I saw the look on Adam’s face as we turned the corner, and braced myself for the inevitable three-year-old’s howl. But it never came. His face just crumbled, which was so much worse than the expected howl, and I could barely hear the agonized whisper, “But how will we make wishes, Mom?”
Adam had seen his father walking across the yard with the spreader as soon as we turned onto our street, and knew that the weed killer he had been spreading onto the lawn was official now. He also knew one of the things it was guaranteed to eradicate was dandelions. Beautiful, yellow dandelions that popped their color against the bright green lawn, proof that the spring we’d waited so patiently for all winter and was finally here—had suddenly become the enemy.
All I could offer my son was the consolation that I agreed with his assessment of the situation. I love dandelions, too, always have, since my earliest childhood memories of making clover necklaces with my sisters in a cushiony bed of yellow dandelions in the orchard next to our grandfather’s house.
I loved them even more now, because three-year-old Adam picked them and ceremoniously brought them to me to put in a tiny vase on the windowsill so I could have the bright yellow offerings to look as I washed dishes. And, by the way, he was going to marry me when he grew up. That was always part of the strawberry stained mouth’s proclamation as he climbed the back steps to bring me my day’s dandelions.

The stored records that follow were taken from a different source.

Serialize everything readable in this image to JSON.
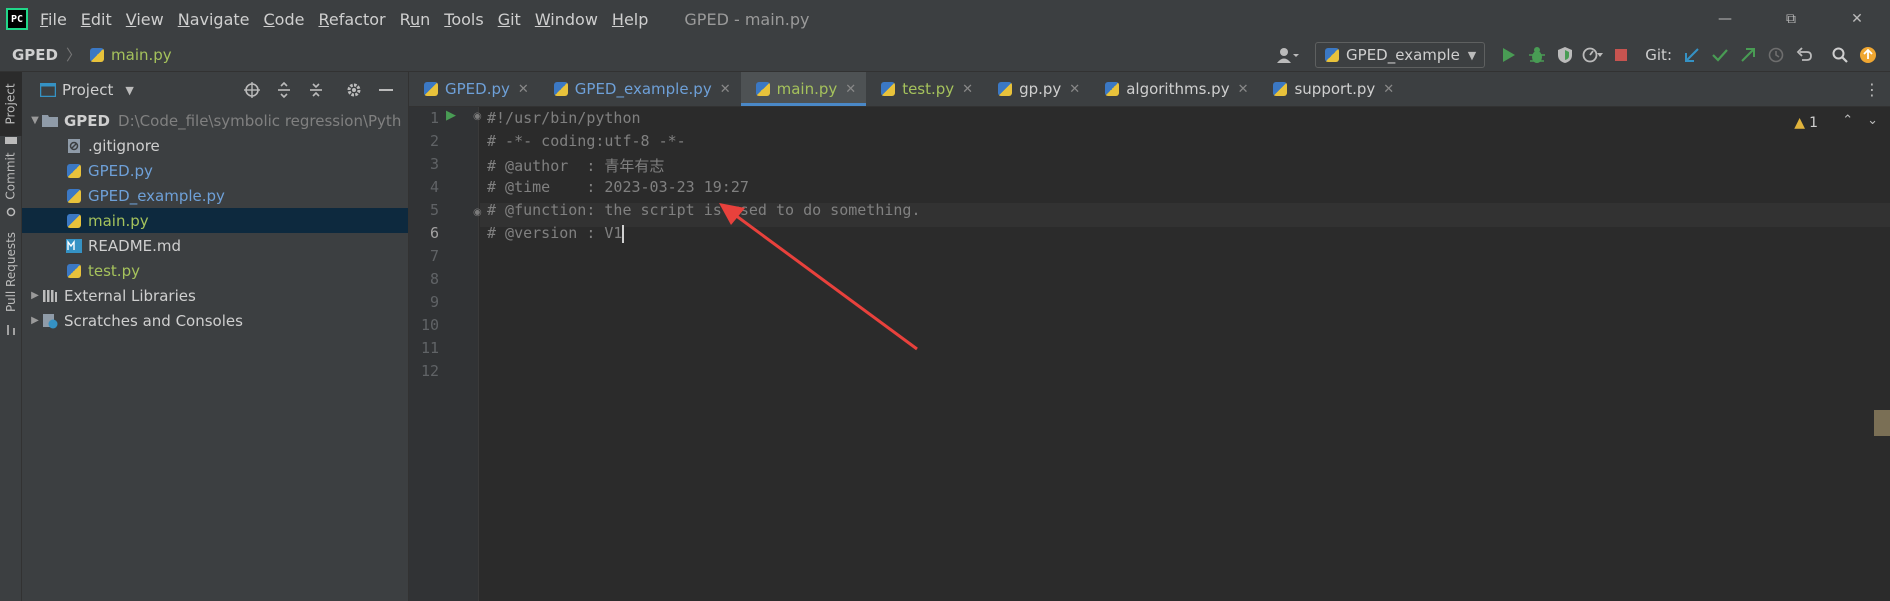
{
  "app": {
    "logo_text": "PC",
    "window_title": "GPED - main.py",
    "menus": [
      {
        "pre": "",
        "u": "F",
        "post": "ile"
      },
      {
        "pre": "",
        "u": "E",
        "post": "dit"
      },
      {
        "pre": "",
        "u": "V",
        "post": "iew"
      },
      {
        "pre": "",
        "u": "N",
        "post": "avigate"
      },
      {
        "pre": "",
        "u": "C",
        "post": "ode"
      },
      {
        "pre": "",
        "u": "R",
        "post": "efactor"
      },
      {
        "pre": "R",
        "u": "u",
        "post": "n"
      },
      {
        "pre": "",
        "u": "T",
        "post": "ools"
      },
      {
        "pre": "",
        "u": "G",
        "post": "it"
      },
      {
        "pre": "",
        "u": "W",
        "post": "indow"
      },
      {
        "pre": "",
        "u": "H",
        "post": "elp"
      }
    ]
  },
  "navbar": {
    "root": "GPED",
    "file": "main.py",
    "run_config": "GPED_example",
    "git_label": "Git:"
  },
  "tool_strip": {
    "project": "Project",
    "commit": "Commit",
    "pull_requests": "Pull Requests"
  },
  "project_panel": {
    "title": "Project",
    "root_name": "GPED",
    "root_path": "D:\\Code_file\\symbolic regression\\Pyth",
    "files": [
      {
        "name": ".gitignore",
        "kind": "git",
        "color": "gray"
      },
      {
        "name": "GPED.py",
        "kind": "py",
        "color": "blue"
      },
      {
        "name": "GPED_example.py",
        "kind": "py",
        "color": "blue"
      },
      {
        "name": "main.py",
        "kind": "py",
        "color": "green"
      },
      {
        "name": "README.md",
        "kind": "md",
        "color": "gray"
      },
      {
        "name": "test.py",
        "kind": "py",
        "color": "green"
      }
    ],
    "external_libraries": "External Libraries",
    "scratches": "Scratches and Consoles"
  },
  "tabs": [
    {
      "label": "GPED.py",
      "color": "#6ea0d8"
    },
    {
      "label": "GPED_example.py",
      "color": "#6ea0d8"
    },
    {
      "label": "main.py",
      "color": "#a5c25c"
    },
    {
      "label": "test.py",
      "color": "#a5c25c"
    },
    {
      "label": "gp.py",
      "color": "#cfcfcf"
    },
    {
      "label": "algorithms.py",
      "color": "#cfcfcf"
    },
    {
      "label": "support.py",
      "color": "#cfcfcf"
    }
  ],
  "editor": {
    "warning_count": "1",
    "line_numbers": [
      "1",
      "2",
      "3",
      "4",
      "5",
      "6",
      "7",
      "8",
      "9",
      "10",
      "11",
      "12"
    ],
    "lines": [
      "#!/usr/bin/python",
      "# -*- coding:utf-8 -*-",
      "# @author  : 青年有志",
      "# @time    : 2023-03-23 19:27",
      "# @function: the script is used to do something.",
      "# @version : V1"
    ]
  },
  "colors": {
    "accent": "#4a88c7",
    "modified_green": "#a5c25c",
    "vcs_blue": "#6ea0d8",
    "annotation_red": "#e8413c"
  }
}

Adam’s main concern was for the “puffers”—the long-stemmed dandelion wish-makers we picked once the yellow was gone. They were sacred because they came from our very own yard, the best place we could ever make wishes, the surest location if you wanted the wishes to come true. I had fashioned those tales and watched his eyes light up with the promise my words instilled in his heart. And now, the garden of promises was going to disappear.
I had tried to persuade my husband, John, to join me in the conspiracy, to be the one guy in the neighborhood who didn’t buckle to the pressure to have a perfectly green yard, free of the yellow culprits that every self-respecting homeowner knew were to be done away with.

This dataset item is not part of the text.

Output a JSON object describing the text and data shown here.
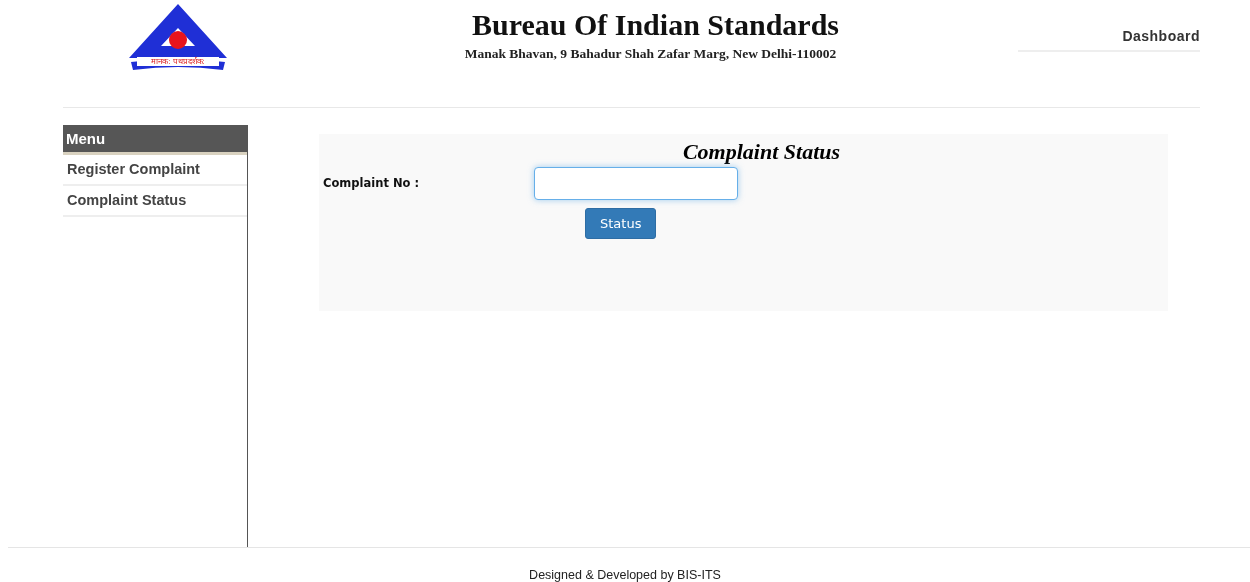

But his even-paced, slow march back and forth across the yard was proof of the fact that I’d lost the argument. Our puffer wishes would have to be made outside our home boundaries, from dandelions left to proliferate in the common ground behind our yard.
How could those wishes possibly matter?
Adam trudged wearily up the driveway unable to speak to his father, his head down and his heart broken. He went into the backyard to drown his sorrow in the bounty sure to be found in the strawberry patch.
And I heard him whoop. That’s the only word that applies to the scream that came from his pudgy little three-year-old body.
“Mommy, come see!” he screamed as I raced to the gate. There, in the farthest corner of the yard, was the most glorious sight my eyes had ever been blessed to see. John had pegged off a large square of our yard, and carefully drawn string around the space to keep it Adam’s own private sanctuary. Free from weed killer, open to any dandelions that cared to make it their home, certainly the best place in the world to grow guaranteed wish-producing puffers.
My heart swelled with love for the father of my children who knew my soul so very well, and who cared for that soul so tenderly.
A little post-script to the story, if I may. Adam is now 41, the father of two girls with imaginations as big as the moon. In the very back corner of their yard stands a short picket-fenced square of land where dandelions and baby bunnies and dreams of every sort are welcomed.
I couldn’t have asked for a happier ending.